The Rocky Fork Lakes Conservation Area is located in Boone County approximately six miles north of Columbia on Highway 63 and one-half mile east on Peabody road.
Because the area is located near a population center of 100,000+ people, its 2,200 acres are heavily used by many persons for every type of outdoor activity which is suitable to the area.
The terrain is extremely rugged due to strip mining, which occurred prior to acquisition by the Department. The mined area has broad ridge tops and generally steep slopes. Approximately 1,150 acres were strip mined with the balance of the acreage being oak-hickory forest cover and upland fields. One field of 25 acres is mainly bluestem prairie. Approximately 70 percent of the strip mined area has been planted with a mixture of trees and shrubs. The remaining areas were seeded with fescue which developed into excellent ground cover on the seeded area, but is not very favorable for wildlife.
There are over 60 lakes or ponds of significant size, which have a total surface area of 116 acres. The largest lake is over 50 acres. In addition, there are over 30 smaller (less than one acre) pools, some of which hold water the entire year.
Rocky Fork Lakes Conservation Area was purchased by the Department in March, 1979 for a purchase price of $379,000. Prior to acquisition, the land was owned and mined by Peabody Coal Company, from 1963 until 1972. According to a 1917 edition of a topographical map (Sturgeon Quadrangle) there were 15 residences on the tract at that time.
Two very old cemeteries exist on the property and the names on the headstones reflect past local history. There are Browns' buried in one of the cemeteries that were connected with Brown's Station a few miles away.
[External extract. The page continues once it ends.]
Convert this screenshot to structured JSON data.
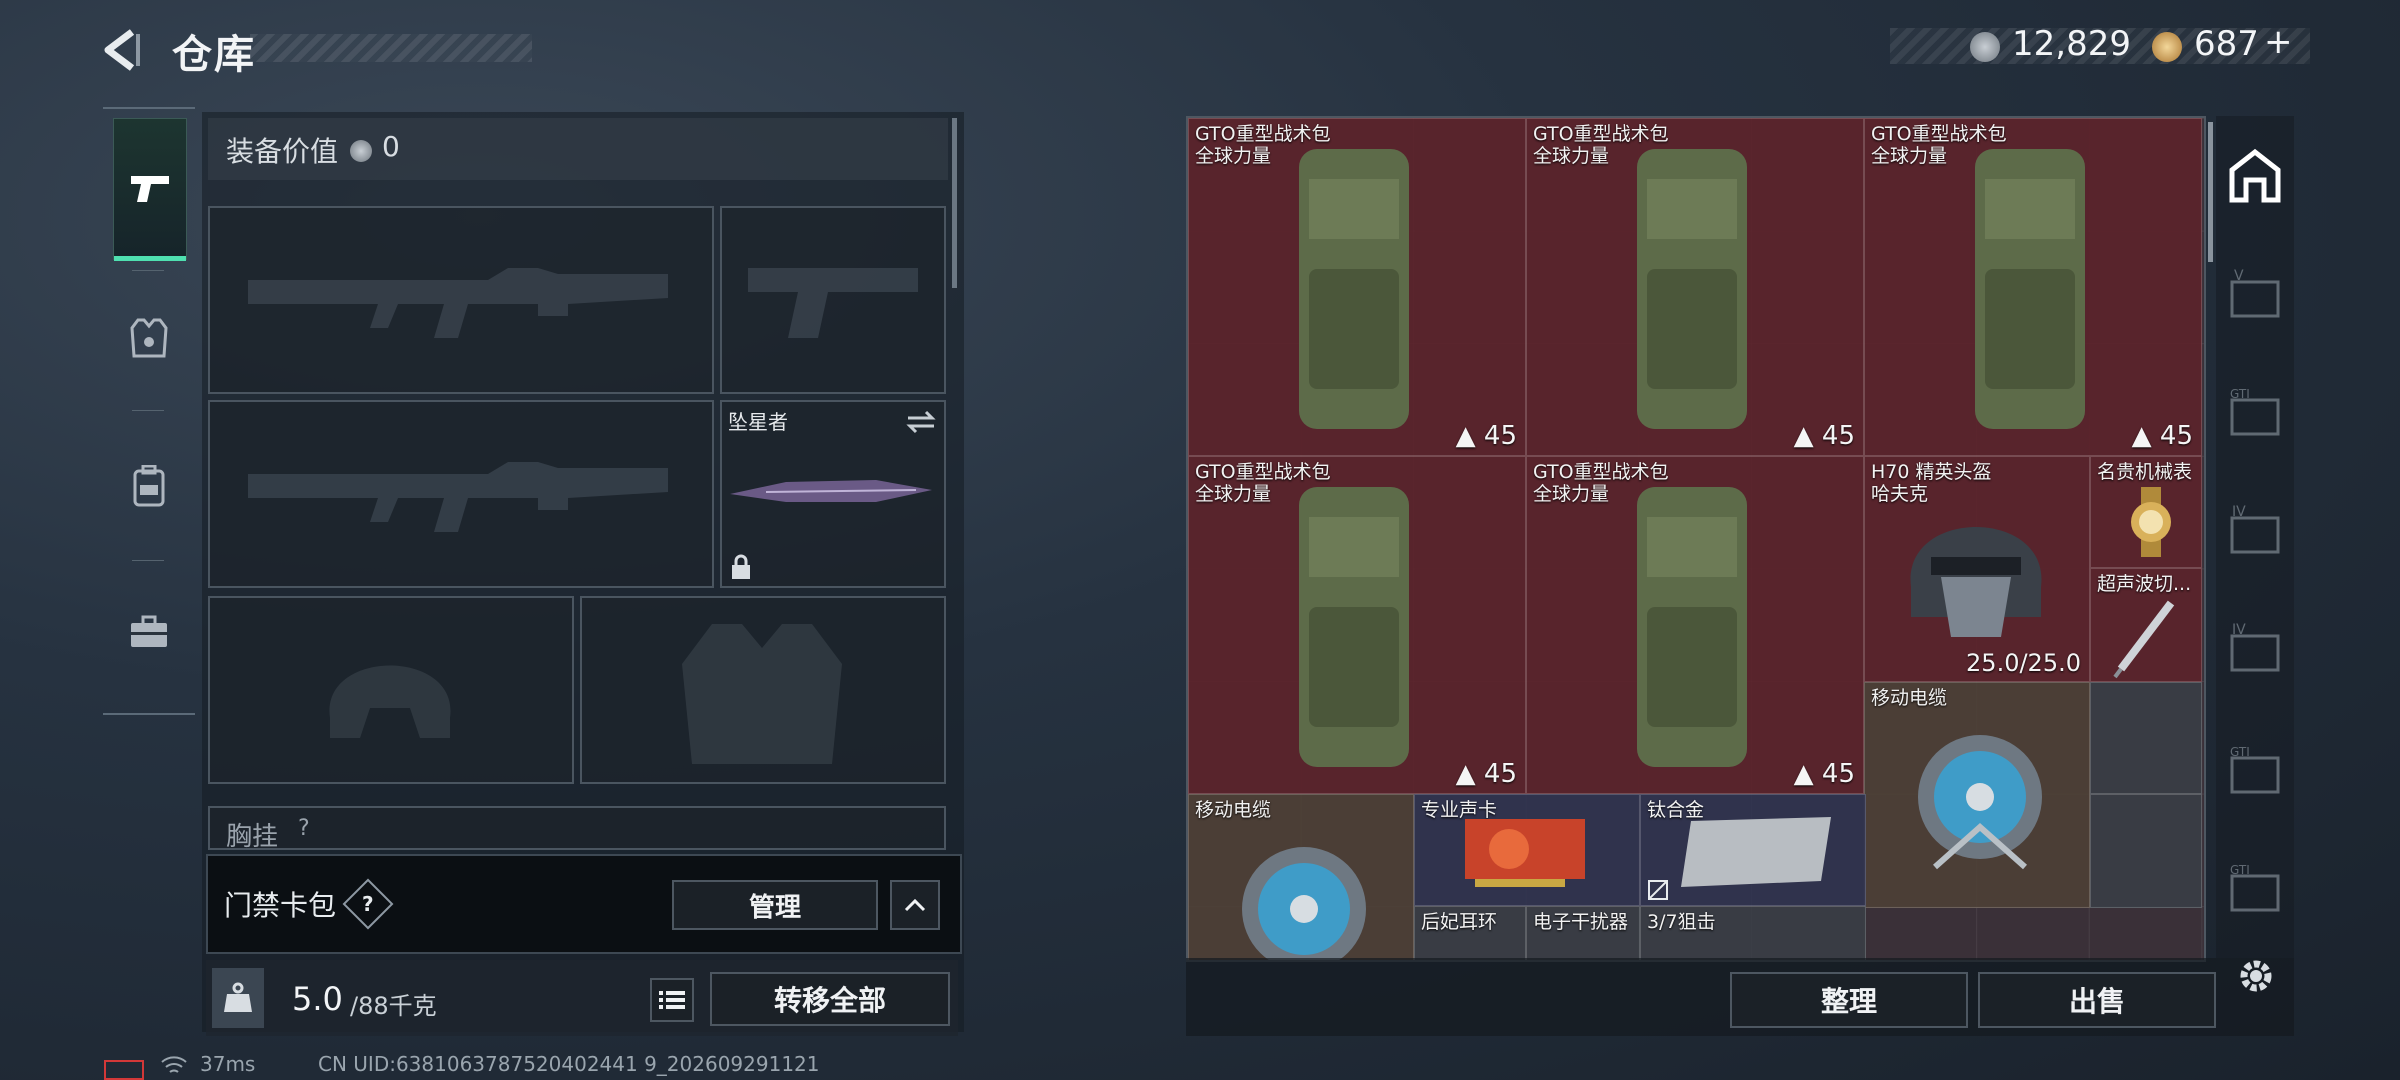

Some of the stones date back to the middle 1830s.
The area had been row cropped where possible, and where not possible, livestock were grazed. No evidence exists to show that the landowners excluded their timber from grazing. There is evidence that fires of moderate intensity occurred periodically throughout the timbered stands. What is more evident are stumps which remain as examples of the landowner's desire to salvage his timber in front of the steady onslaught of the great earth moving coal machine. A few pockets of larger trees escaped this fate.
A ramp has been installed for boating access to the large lake, and a fishing dock designed for wheelchair access is located on the big lakes north shore.
The areas firearms shooting range receives year-round use.